_TASK GOAL_
In full and without alteration, output each record given here.

%%

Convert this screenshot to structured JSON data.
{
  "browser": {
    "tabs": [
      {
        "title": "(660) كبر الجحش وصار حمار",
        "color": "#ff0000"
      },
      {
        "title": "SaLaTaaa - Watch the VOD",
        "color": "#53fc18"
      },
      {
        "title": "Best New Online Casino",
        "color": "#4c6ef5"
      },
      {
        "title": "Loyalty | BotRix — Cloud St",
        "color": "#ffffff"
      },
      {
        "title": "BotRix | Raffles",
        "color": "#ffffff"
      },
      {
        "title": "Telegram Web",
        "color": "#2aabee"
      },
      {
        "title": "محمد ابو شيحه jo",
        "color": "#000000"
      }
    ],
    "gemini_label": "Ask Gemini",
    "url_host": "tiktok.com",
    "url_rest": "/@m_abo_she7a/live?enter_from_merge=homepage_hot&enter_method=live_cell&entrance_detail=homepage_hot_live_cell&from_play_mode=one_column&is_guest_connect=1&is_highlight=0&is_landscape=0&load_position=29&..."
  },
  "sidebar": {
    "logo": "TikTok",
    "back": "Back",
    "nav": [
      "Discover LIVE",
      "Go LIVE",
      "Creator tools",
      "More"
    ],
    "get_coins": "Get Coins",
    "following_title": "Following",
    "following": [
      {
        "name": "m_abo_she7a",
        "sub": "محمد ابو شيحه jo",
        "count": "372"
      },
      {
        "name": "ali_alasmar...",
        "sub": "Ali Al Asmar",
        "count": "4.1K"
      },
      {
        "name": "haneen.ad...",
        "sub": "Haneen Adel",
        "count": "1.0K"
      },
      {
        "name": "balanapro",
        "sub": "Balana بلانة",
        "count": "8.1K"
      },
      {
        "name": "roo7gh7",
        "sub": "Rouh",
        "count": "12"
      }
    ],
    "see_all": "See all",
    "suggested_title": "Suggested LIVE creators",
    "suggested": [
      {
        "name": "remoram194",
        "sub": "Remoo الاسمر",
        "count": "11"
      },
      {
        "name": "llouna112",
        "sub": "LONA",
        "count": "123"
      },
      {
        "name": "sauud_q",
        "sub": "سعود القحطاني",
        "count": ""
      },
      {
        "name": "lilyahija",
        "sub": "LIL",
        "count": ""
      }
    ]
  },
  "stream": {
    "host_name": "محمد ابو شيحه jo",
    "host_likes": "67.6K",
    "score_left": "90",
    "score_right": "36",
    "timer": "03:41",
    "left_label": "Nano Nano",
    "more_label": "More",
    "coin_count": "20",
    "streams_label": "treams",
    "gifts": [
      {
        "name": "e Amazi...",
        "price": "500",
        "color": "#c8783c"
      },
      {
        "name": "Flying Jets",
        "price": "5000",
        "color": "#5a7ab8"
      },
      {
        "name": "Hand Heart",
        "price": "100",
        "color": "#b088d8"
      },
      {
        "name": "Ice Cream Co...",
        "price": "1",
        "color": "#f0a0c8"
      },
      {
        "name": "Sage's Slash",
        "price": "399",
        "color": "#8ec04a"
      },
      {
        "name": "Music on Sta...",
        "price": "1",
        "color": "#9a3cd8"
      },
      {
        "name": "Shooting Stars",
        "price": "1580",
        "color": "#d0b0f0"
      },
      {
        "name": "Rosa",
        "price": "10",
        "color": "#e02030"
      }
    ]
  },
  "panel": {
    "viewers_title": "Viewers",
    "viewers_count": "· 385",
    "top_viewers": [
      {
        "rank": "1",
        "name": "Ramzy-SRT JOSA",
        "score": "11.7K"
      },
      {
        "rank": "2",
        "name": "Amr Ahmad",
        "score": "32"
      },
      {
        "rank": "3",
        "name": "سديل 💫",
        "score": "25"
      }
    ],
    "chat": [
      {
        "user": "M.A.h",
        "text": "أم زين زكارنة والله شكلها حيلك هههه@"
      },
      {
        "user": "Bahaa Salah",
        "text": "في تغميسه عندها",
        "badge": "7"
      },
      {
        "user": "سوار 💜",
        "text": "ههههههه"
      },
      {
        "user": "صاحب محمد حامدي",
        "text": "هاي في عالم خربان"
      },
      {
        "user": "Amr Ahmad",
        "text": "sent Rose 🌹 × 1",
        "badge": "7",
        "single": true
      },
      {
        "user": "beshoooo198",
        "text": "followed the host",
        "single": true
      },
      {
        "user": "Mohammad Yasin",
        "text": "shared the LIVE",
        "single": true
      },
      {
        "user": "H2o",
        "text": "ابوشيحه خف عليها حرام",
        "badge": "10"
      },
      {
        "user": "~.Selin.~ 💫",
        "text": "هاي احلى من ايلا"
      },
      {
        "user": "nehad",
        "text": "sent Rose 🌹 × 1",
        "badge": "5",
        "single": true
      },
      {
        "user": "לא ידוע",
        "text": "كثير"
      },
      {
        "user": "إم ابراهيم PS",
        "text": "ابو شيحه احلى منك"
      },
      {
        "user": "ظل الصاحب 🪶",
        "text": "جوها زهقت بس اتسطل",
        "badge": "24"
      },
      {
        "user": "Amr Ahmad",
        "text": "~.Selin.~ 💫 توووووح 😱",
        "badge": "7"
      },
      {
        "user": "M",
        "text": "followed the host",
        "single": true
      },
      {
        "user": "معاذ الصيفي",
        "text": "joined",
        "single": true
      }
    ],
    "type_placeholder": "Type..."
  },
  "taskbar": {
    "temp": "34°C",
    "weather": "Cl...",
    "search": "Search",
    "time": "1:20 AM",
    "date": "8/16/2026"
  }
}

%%

_TASK ANSWER_
Convert this screenshot to structured JSON data.
{
  "browser": {
    "tabs": [
      {
        "title": "(660) كبر الجحش وصار حمار",
        "color": "#ff0000"
      },
      {
        "title": "SaLaTaaa - Watch the VOD",
        "color": "#53fc18"
      },
      {
        "title": "Best New Online Casino",
        "color": "#4c6ef5"
      },
      {
        "title": "Loyalty | BotRix — Cloud St",
        "color": "#ffffff"
      },
      {
        "title": "BotRix | Raffles",
        "color": "#ffffff"
      },
      {
        "title": "Telegram Web",
        "color": "#2aabee"
      },
      {
        "title": "محمد ابو شيحه jo",
        "color": "#000000"
      }
    ],
    "gemini_label": "Ask Gemini",
    "url_host": "tiktok.com",
    "url_rest": "/@m_abo_she7a/live?enter_from_merge=homepage_hot&enter_method=live_cell&entrance_detail=homepage_hot_live_cell&from_play_mode=one_column&is_guest_connect=1&is_highlight=0&is_landscape=0&load_position=29&..."
  },
  "sidebar": {
    "logo": "TikTok",
    "back": "Back",
    "nav": [
      "Discover LIVE",
      "Go LIVE",
      "Creator tools",
      "More"
    ],
    "get_coins": "Get Coins",
    "following_title": "Following",
    "following": [
      {
        "name": "m_abo_she7a",
        "sub": "محمد ابو شيحه jo",
        "count": "372"
      },
      {
        "name": "ali_alasmar...",
        "sub": "Ali Al Asmar",
        "count": "4.1K"
      },
      {
        "name": "haneen.ad...",
        "sub": "Haneen Adel",
        "count": "1.0K"
      },
      {
        "name": "balanapro",
        "sub": "Balana بلانة",
        "count": "8.1K"
      },
      {
        "name": "roo7gh7",
        "sub": "Rouh",
        "count": "12"
      }
    ],
    "see_all": "See all",
    "suggested_title": "Suggested LIVE creators",
    "suggested": [
      {
        "name": "remoram194",
        "sub": "Remoo الاسمر",
        "count": "11"
      },
      {
        "name": "llouna112",
        "sub": "LONA",
        "count": "123"
      },
      {
        "name": "sauud_q",
        "sub": "سعود القحطاني",
        "count": ""
      },
      {
        "name": "lilyahija",
        "sub": "LIL",
        "count": ""
      }
    ]
  },
  "stream": {
    "host_name": "محمد ابو شيحه jo",
    "host_likes": "67.6K",
    "score_left": "90",
    "score_right": "36",
    "timer": "03:41",
    "left_label": "Nano Nano",
    "more_label": "More",
    "coin_count": "20",
    "streams_label": "treams",
    "gifts": [
      {
        "name": "e Amazi...",
        "price": "500",
        "color": "#c8783c"
      },
      {
        "name": "Flying Jets",
        "price": "5000",
        "color": "#5a7ab8"
      },
      {
        "name": "Hand Heart",
        "price": "100",
        "color": "#b088d8"
      },
      {
        "name": "Ice Cream Co...",
        "price": "1",
        "color": "#f0a0c8"
      },
      {
        "name": "Sage's Slash",
        "price": "399",
        "color": "#8ec04a"
      },
      {
        "name": "Music on Sta...",
        "price": "1",
        "color": "#9a3cd8"
      },
      {
        "name": "Shooting Stars",
        "price": "1580",
        "color": "#d0b0f0"
      },
      {
        "name": "Rosa",
        "price": "10",
        "color": "#e02030"
      }
    ]
  },
  "panel": {
    "viewers_title": "Viewers",
    "viewers_count": "· 385",
    "top_viewers": [
      {
        "rank": "1",
        "name": "Ramzy-SRT JOSA",
        "score": "11.7K"
      },
      {
        "rank": "2",
        "name": "Amr Ahmad",
        "score": "32"
      },
      {
        "rank": "3",
        "name": "سديل 💫",
        "score": "25"
      }
    ],
    "chat": [
      {
        "user": "M.A.h",
        "text": "أم زين زكارنة والله شكلها حيلك هههه@"
      },
      {
        "user": "Bahaa Salah",
        "text": "في تغميسه عندها",
        "badge": "7"
      },
      {
        "user": "سوار 💜",
        "text": "ههههههه"
      },
      {
        "user": "صاحب محمد حامدي",
        "text": "هاي في عالم خربان"
      },
      {
        "user": "Amr Ahmad",
        "text": "sent Rose 🌹 × 1",
        "badge": "7",
        "single": true
      },
      {
        "user": "beshoooo198",
        "text": "followed the host",
        "single": true
      },
      {
        "user": "Mohammad Yasin",
        "text": "shared the LIVE",
        "single": true
      },
      {
        "user": "H2o",
        "text": "ابوشيحه خف عليها حرام",
        "badge": "10"
      },
      {
        "user": "~.Selin.~ 💫",
        "text": "هاي احلى من ايلا"
      },
      {
        "user": "nehad",
        "text": "sent Rose 🌹 × 1",
        "badge": "5",
        "single": true
      },
      {
        "user": "לא ידוע",
        "text": "كثير"
      },
      {
        "user": "إم ابراهيم PS",
        "text": "ابو شيحه احلى منك"
      },
      {
        "user": "ظل الصاحب 🪶",
        "text": "جوها زهقت بس اتسطل",
        "badge": "24"
      },
      {
        "user": "Amr Ahmad",
        "text": "~.Selin.~ 💫 توووووح 😱",
        "badge": "7"
      },
      {
        "user": "M",
        "text": "followed the host",
        "single": true
      },
      {
        "user": "معاذ الصيفي",
        "text": "joined",
        "single": true
      }
    ],
    "type_placeholder": "Type..."
  },
  "taskbar": {
    "temp": "34°C",
    "weather": "Cl...",
    "search": "Search",
    "time": "1:20 AM",
    "date": "8/16/2026"
  }
}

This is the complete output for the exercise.